Chemical Genomics: Undruggables and the Quest for Therapeutics

The Scientist is bringing together a panel of experts to discuss chemical genomics and the advances and promises it brings to therapeutic discovery

Apr 29, 2019
The Scientist Creative Services Team

FREE Webinar

Wednesday, August 7, 2019
2:30-4:00 PM Eastern Time
Register Now
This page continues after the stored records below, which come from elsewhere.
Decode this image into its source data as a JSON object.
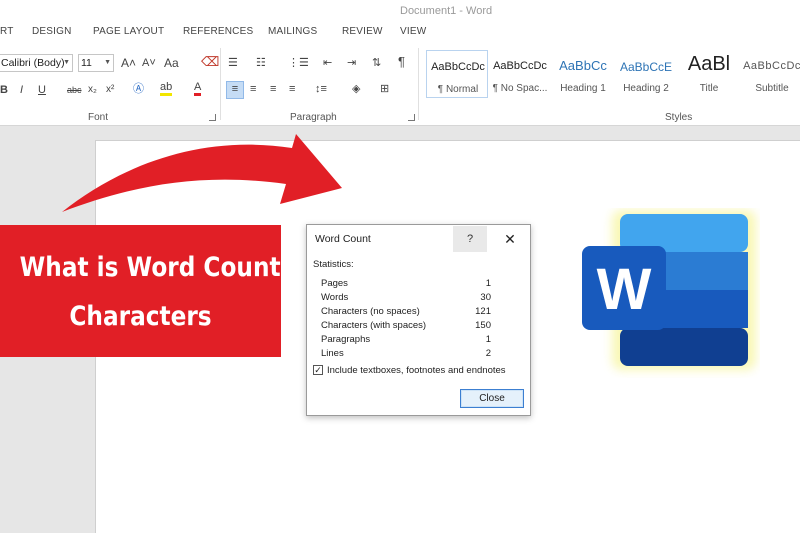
{
  "window": {
    "title": "Document1 - Word"
  },
  "ribbon_tabs": [
    "RT",
    "DESIGN",
    "PAGE LAYOUT",
    "REFERENCES",
    "MAILINGS",
    "REVIEW",
    "VIEW"
  ],
  "font_group": {
    "label": "Font",
    "font_name": "Calibri (Body)",
    "font_size": "11",
    "grow_icon": "A˄",
    "shrink_icon": "A˅",
    "case_icon": "Aa",
    "bold": "B",
    "italic": "I",
    "underline": "U",
    "strike": "abc",
    "subscript": "x₂",
    "superscript": "x²",
    "font_color": "A"
  },
  "paragraph_group": {
    "label": "Paragraph",
    "pilcrow": "¶"
  },
  "styles_group": {
    "label": "Styles",
    "items": [
      {
        "preview": "AaBbCcDc",
        "name": "¶ Normal"
      },
      {
        "preview": "AaBbCcDc",
        "name": "¶ No Spac..."
      },
      {
        "preview": "AaBbCc",
        "name": "Heading 1"
      },
      {
        "preview": "AaBbCcE",
        "name": "Heading 2"
      },
      {
        "preview": "AaBl",
        "name": "Title"
      },
      {
        "preview": "AaBbCcDc",
        "name": "Subtitle"
      }
    ]
  },
  "banner": {
    "line1": "What is Word Count",
    "line2": "Characters",
    "color": "#e11f26"
  },
  "dialog": {
    "title": "Word Count",
    "help": "?",
    "close_x": "✕",
    "statistics_label": "Statistics:",
    "stats": [
      {
        "label": "Pages",
        "value": "1"
      },
      {
        "label": "Words",
        "value": "30"
      },
      {
        "label": "Characters (no spaces)",
        "value": "121"
      },
      {
        "label": "Characters (with spaces)",
        "value": "150"
      },
      {
        "label": "Paragraphs",
        "value": "1"
      },
      {
        "label": "Lines",
        "value": "2"
      }
    ],
    "include_checked": true,
    "include_label": "Include textboxes, footnotes and endnotes",
    "close_button": "Close"
  },
  "logo": {
    "letter": "W"
  },
  "colors": {
    "accent_red": "#e11f26",
    "word_blue_dark": "#185abd",
    "word_blue_light": "#41a5ee"
  }
}
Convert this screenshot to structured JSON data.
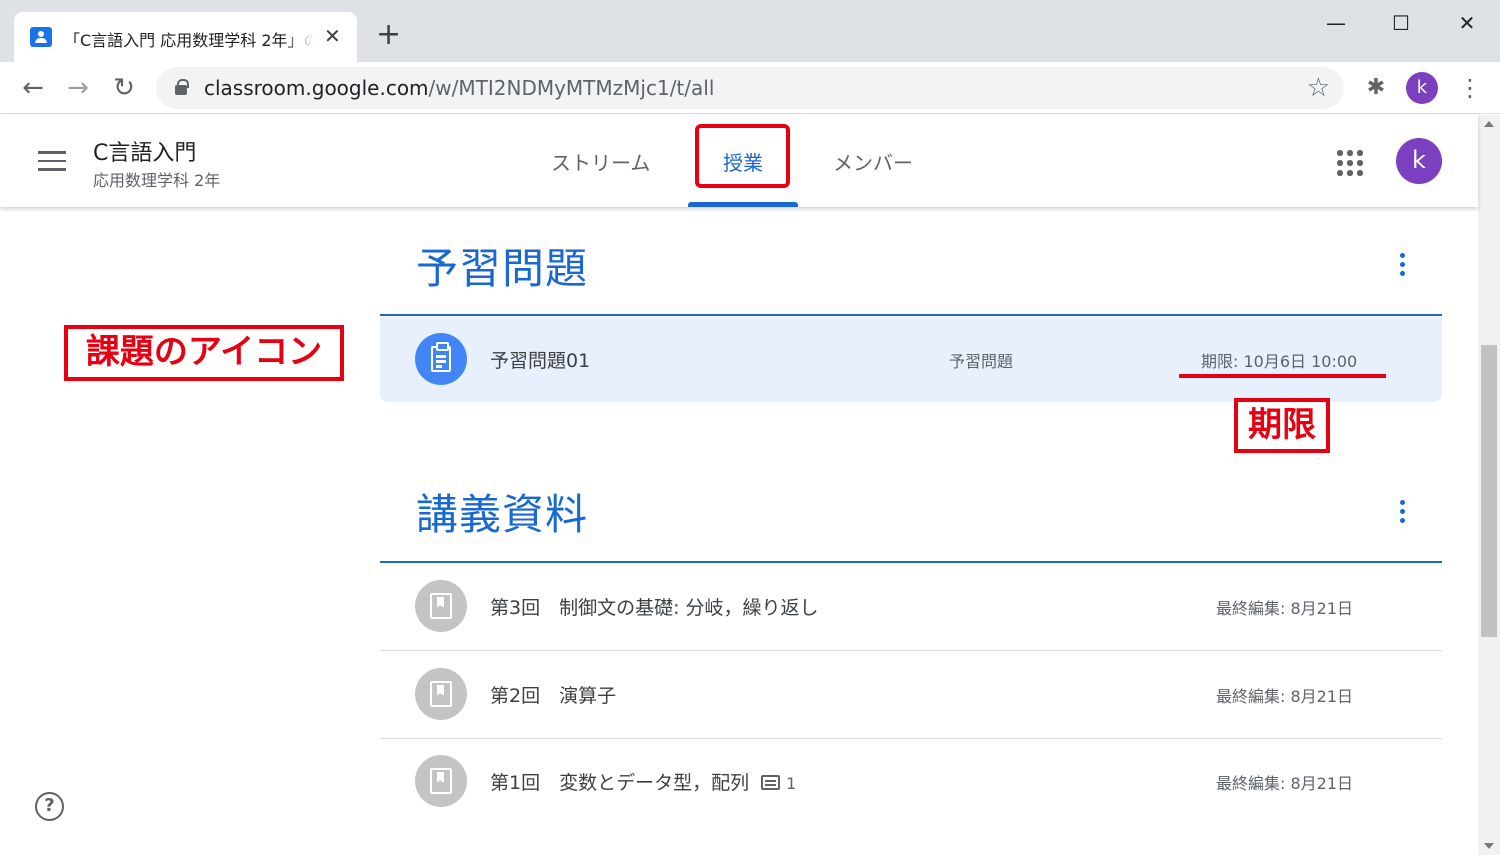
{
  "browser": {
    "tab_title": "「C言語入門 応用数理学科 2年」の",
    "tab_close": "✕",
    "new_tab": "+",
    "url_host": "classroom.google.com",
    "url_path": "/w/MTI2NDMyMTMzMjc1/t/all",
    "profile_initial": "k",
    "window_controls": {
      "minimize": "—",
      "maximize": "☐",
      "close": "✕"
    }
  },
  "header": {
    "class_name": "C言語入門",
    "class_section": "応用数理学科 2年",
    "tabs": [
      {
        "label": "ストリーム",
        "active": false
      },
      {
        "label": "授業",
        "active": true
      },
      {
        "label": "メンバー",
        "active": false
      }
    ],
    "avatar_initial": "k"
  },
  "topics": [
    {
      "title": "予習問題",
      "items": [
        {
          "type": "assignment",
          "title": "予習問題01",
          "topic": "予習問題",
          "meta": "期限: 10月6日 10:00"
        }
      ]
    },
    {
      "title": "講義資料",
      "items": [
        {
          "type": "material",
          "title": "第3回　制御文の基礎: 分岐，繰り返し",
          "meta": "最終編集: 8月21日"
        },
        {
          "type": "material",
          "title": "第2回　演算子",
          "meta": "最終編集: 8月21日"
        },
        {
          "type": "material",
          "title": "第1回　変数とデータ型，配列",
          "comment_count": "1",
          "meta": "最終編集: 8月21日"
        }
      ]
    }
  ],
  "annotations": {
    "assignment_icon_label": "課題のアイコン",
    "due_label": "期限"
  },
  "colors": {
    "accent": "#1967d2",
    "assignment_bg": "#e8f0fe",
    "annotation_red": "#e60012",
    "avatar_purple": "#7b3fc0"
  },
  "icons": [
    "classroom-favicon",
    "back-arrow-icon",
    "forward-arrow-icon",
    "reload-icon",
    "lock-icon",
    "star-icon",
    "extensions-icon",
    "kebab-menu-icon",
    "hamburger-icon",
    "apps-grid-icon",
    "assignment-icon",
    "material-icon",
    "comment-icon",
    "help-icon"
  ]
}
When the human genome was mapped in the early 2000s, researchers hoped that that knowing the blueprint of every disease-associated protein in the body would swiftly lead to treatments. Although mapping the human genome helped uncover various disease-associated proteins, almost two decades later, it’s clear that the complex biology of disease, combined with the endless task of screening small molecules, means that many of these targets remain undruggable. However, chemical genomics, defined as the systematic screening of small molecule libraries against various drug target families, promises to remedy this vast gap in therapeutics. Numerous high-throughput screening assays and chemical probes are employed in chemical genomics, many of which have been adapted from large-scale technologies within the pharmaceutical industry. To learn more about chemical genomics and the advances and promises it brings to therapeutic discovery, The Scientist is bringing together a panel of researchers in the chemical genomics field for this free educational webinar.

Topics to be covered:

  • Roadblocks and opportunities for protected open innovation in pharmaceutical R&D
  • Patient-led approaches to identify novel targets with chemical genomics

Register Now

Meet the Speakers:

Mel Reichman, PhD
Senior Investigator, Director, Chemical Genomics Center
CSO Small Molecule R&D
Lankenau Institute for Medical Research (LIMR)

John P. Overington, PhD
Chief Informatics Officer
Catapult Medicines Discovery, UK